The more you understand human and group development the more of an adaptive advantage you will have in leading and managing difficult conversations. Knowing what developmental stage individuals and groups experience will alert you to some of the main issues to be aware of and how to best intervene in the situation. 

Know the Biology as well as the Psychology

We know from recent research that in the limbic system in the brain resides the amygdala, the emotional center of the brain. It serves as the early warning to us whether we are in danger and whether we are to fight or flee. When we perceive an event or experience it goes directly to the amygdala which does not distinguish whether this is a current threat or something from the past; or whether it is real or imagined. Without the reflective awareness and emotional regulation provided by the prefrontal lobes in the cortex we are subject to emotional hijacking or “losing it” as my colleague experienced it.  In Ki ThoughtBridge we teach techniques such as the “Red Flag Rule” and the “Elephant Rule,” to prevent or diminish the emotional eruptions that can derail productive and successful conversations. So whenever you have or host a conversation around an emotionally laden topic it is imperative that there be norms and it is essential to know how to deal with the biology. 
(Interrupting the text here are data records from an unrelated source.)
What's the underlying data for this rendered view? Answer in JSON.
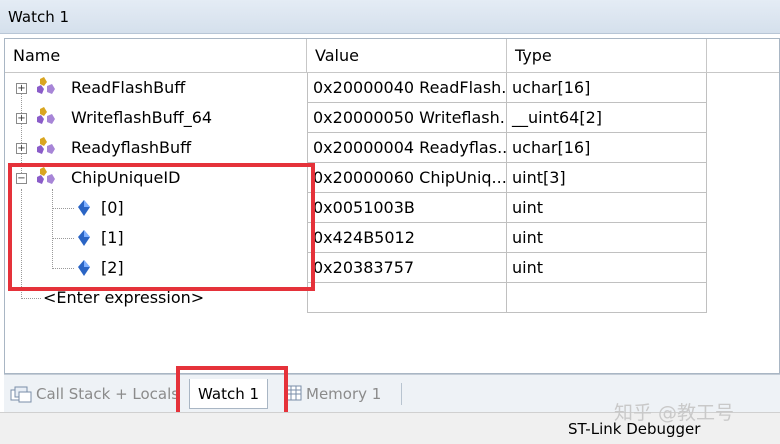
{
  "window": {
    "title": "Watch 1"
  },
  "columns": {
    "name": "Name",
    "value": "Value",
    "type": "Type"
  },
  "rows": [
    {
      "name": "ReadFlashBuff",
      "value": "0x20000040 ReadFlash...",
      "type": "uchar[16]"
    },
    {
      "name": "WriteflashBuff_64",
      "value": "0x20000050 Writeflash...",
      "type": "__uint64[2]"
    },
    {
      "name": "ReadyflashBuff",
      "value": "0x20000004 Readyflas...",
      "type": "uchar[16]"
    },
    {
      "name": "ChipUniqueID",
      "value": "0x20000060 ChipUniq...",
      "type": "uint[3]"
    },
    {
      "name": "[0]",
      "value": "0x0051003B",
      "type": "uint"
    },
    {
      "name": "[1]",
      "value": "0x424B5012",
      "type": "uint"
    },
    {
      "name": "[2]",
      "value": "0x20383757",
      "type": "uint"
    }
  ],
  "enter_expression": "<Enter expression>",
  "icons": {
    "expand": "+",
    "collapse": "−",
    "struct": "struct-variable-icon",
    "element": "element-diamond-icon",
    "callstack": "call-stack-icon",
    "memory": "memory-grid-icon"
  },
  "tabs": [
    {
      "label": "Call Stack + Locals"
    },
    {
      "label": "Watch 1"
    },
    {
      "label": "Memory 1"
    }
  ],
  "status": {
    "debugger": "ST-Link Debugger"
  },
  "watermark": "知乎 @教工号",
  "colors": {
    "highlight": "#e5323a",
    "diamond": "#2a64c4",
    "struct_icon": "#d9a521"
  }
}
Difficult conversations can be highly productive and can lead to the resolution of conflict, increased insight and learning, changes in attitude and values. To have them leaders must be skilled in more than invitation and convening. In convening groups to deal with adaptive and “wicked problems” the goal is movement toward constructive outcomes not an emotional free for all.  It is about conversion, a conversation in which the least outcome is mutual understanding and respect for differences and in which the best outcome is transformation of the mind and heart. This requires intentionality and a level of consciousness that comes from careful planning and adaptive skills development.